Skip to content

COVID-19 pandemic hasn’t cooled climate-change concerns in Canada and U.S.: poll

climate-protest-gettyimages
Photo: Getty Images

When Research Co. and Glacier Media asked Canadians earlier this year about Justin Trudeau’s government, the highest level of satisfaction from voters was recorded on three issues: Canada’s reputation in the world, Canada’s role in global affairs and the environment.

While 21 per cent of Canadians feel the environment is better now than it was six years ago, the proportion rises to 28 per cent among those aged 18 to 34. Middle-aged and older voters are more skeptical about Ottawa’s policies on this file. Some would like to do more and others believe enough action has been taken already.
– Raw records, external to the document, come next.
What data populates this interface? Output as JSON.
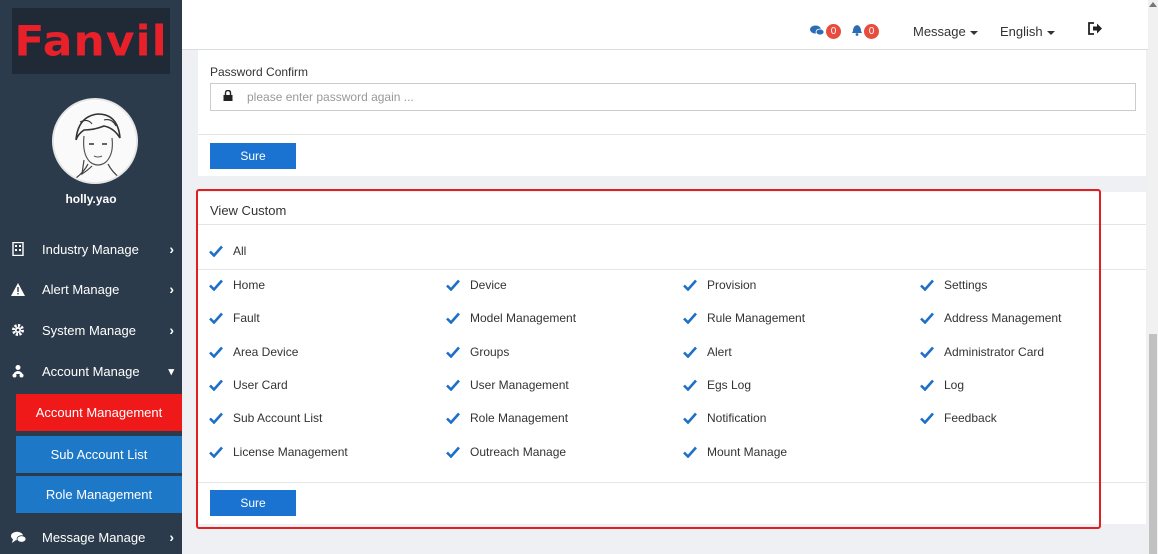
{
  "app": {
    "logo_text": "Fanvil"
  },
  "user": {
    "name": "holly.yao"
  },
  "topbar": {
    "message_count": "0",
    "alert_count": "0",
    "message_label": "Message",
    "language_label": "English"
  },
  "sidebar": {
    "items": [
      {
        "label": "Industry Manage",
        "icon": "building-icon"
      },
      {
        "label": "Alert Manage",
        "icon": "warning-icon"
      },
      {
        "label": "System Manage",
        "icon": "gear-icon"
      },
      {
        "label": "Account Manage",
        "icon": "users-icon"
      },
      {
        "label": "Message Manage",
        "icon": "comments-icon"
      }
    ],
    "sub_items": [
      {
        "label": "Account Management"
      },
      {
        "label": "Sub Account List"
      },
      {
        "label": "Role Management"
      }
    ]
  },
  "password_panel": {
    "label": "Password Confirm",
    "placeholder": "please enter password again ...",
    "value": "",
    "sure_label": "Sure"
  },
  "view_custom": {
    "title": "View Custom",
    "all_label": "All",
    "sure_label": "Sure",
    "columns": [
      [
        "Home",
        "Fault",
        "Area Device",
        "User Card",
        "Sub Account List",
        "License Management"
      ],
      [
        "Device",
        "Model Management",
        "Groups",
        "User Management",
        "Role Management",
        "Outreach Manage"
      ],
      [
        "Provision",
        "Rule Management",
        "Alert",
        "Egs Log",
        "Notification",
        "Mount Manage"
      ],
      [
        "Settings",
        "Address Management",
        "Administrator Card",
        "Log",
        "Feedback"
      ]
    ]
  },
  "colors": {
    "sidebar_bg": "#2c3b4b",
    "accent_blue": "#1a73d0",
    "active_red": "#f01919",
    "check_blue": "#1e6fc8"
  }
}
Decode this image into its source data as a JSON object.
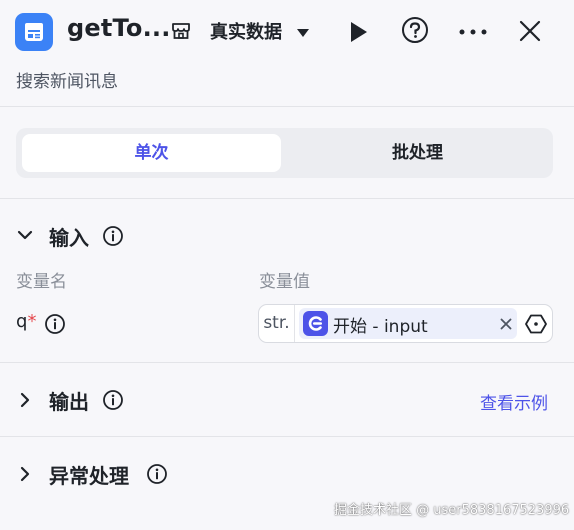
{
  "header": {
    "title": "getTo...",
    "data_source": "真实数据"
  },
  "subtitle": "搜索新闻讯息",
  "tabs": {
    "single": "单次",
    "batch": "批处理"
  },
  "input_section": {
    "title": "输入",
    "col_name": "变量名",
    "col_value": "变量值",
    "param": {
      "name": "q",
      "required_mark": "*",
      "type": "str.",
      "ref_label": "开始 - input"
    }
  },
  "output_section": {
    "title": "输出",
    "example_link": "查看示例"
  },
  "error_section": {
    "title": "异常处理"
  },
  "watermark": "掘金技术社区 @ user5838167523996",
  "colors": {
    "accent": "#4d53e8",
    "app_icon": "#3b82f6",
    "required": "#e5484d"
  }
}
On this issue, party allegiance also plays a role south of the border. As Americans prepare for a presidential election that may lack the convention pageantry of the past, prospective Democratic Party nominee Joe Biden has his largest lead over incumbent Donald Trump on managing the environment. Almost half of Americans(46 per cent) regard Biden as the best person candidate on this issue – a 20-point advantage over his Republican Party rival.

Earlier this month, we studied perceptions about climate change in Canada and the United States. Almost two-thirds of Canadians (64 per cent) think global warming is a fact and is mostly caused by emissions from vehicles and industrial facilities. This represents a four-point increase since we last asked this question in July 2019, at the height of discussions about a “Green New Deal” before the federal election. 

While 23 per cent of Canadians believe global warming is a fact and mostly caused by natural changes, only seven per cent refer to it as a theory that has not yet been proven – a proportion that rises to 12 per cent among those who voted for the Conservative Party last year.

In the United States, a smaller majority (53 per cent) believe climate change is real and caused by emissions. The proportion of Americans who regard global warming as “natural changes” is similar to what we find in Canada (25 per cent). Finally, 14 per cent of Americans claim that climate change is an unproven theory – including 26 per cent of Republican Party supporters. 

A follow-up question provides a similar outcome, with 62 per cent of Canadians and 51 per cent of Americans branding climate change as a minor crisis. While seven per cent of Canadians and 16 per cent of Americans think global warming is not a crisis at all, the numbers jump to 18 per cent among federal Conservatives in Canada and 27 per cent among Republicans in the United States.

In spite of the skepticism of these two well-defined groups, a countrywide consensus emerges on two possible ways forward. Large majorities of Canadians and Americans want companies and corporations (75 and 59 per cent respectively), governments (69 and 56 per cent), and individuals and consumers (64 and 55 per cent) to do more in order to deal with issues related to climate change that are now happening or impacting people directly.

When asked about the consequences of climate change in the future, support is equally strong for decisive action from companies and corporations (76 per centin Canada and 61 per cent in the United States), governments (71 and 58 per cent), and individuals and consumers (66 and 55 per cent).

When Canadians are asked about their willingness to pay higher taxes to adequately address seven specific issues, climate change is at the top of the list with 60 per cent. Canadians are more reticent about higher taxes in order to address homelessness (55 per cent), schools (also 55 per cent), forest fires (53 per cent), transit improvements (51 per cent), housing improvements (50 per cent) and floods (45 per cent).

The way Americans perceive these fiscal choices is slightly different. In the United States, more residents are willing to pay higher taxes for schools (62 per cent) and homelessness (58 per cent). Climate change is ranked third on this list (54 per cent), followed by forest fires (53 per cent), transit improvements (52 per cent), housing improvements (51 per cent) and floods (47 per cent).

There was an expectation that the actions of young environmental activists would be replicated inside North America’s homes. When parents are asked if their children’s lobbying efforts have been influential in some of their decisions, the numbers are similar in the two countries.

Majorities of parents (67 per cent in Canada and 56 per cent in the United States) say they have been compelled to recycle more because of conversations with their children. The level of effectiveness is lower on concerns such as driving less than usual (38 per cent in Canada, 32 per cent in the U.S.), taking shorter showers (34 per cent in Canada, 31 per cent in the U.S.) and reducing the consumption of meat (24 per cent in the two countries).

The COVID-19 pandemic has not dented the desire of Canadians and Americans to deal with climate change, and their views are not particularly polarized. Most residents believe global warming is real, caused by humans, and a crisis, but American Republicans and Canadian Conservatives are more likely to be on the outside looking in.




Comments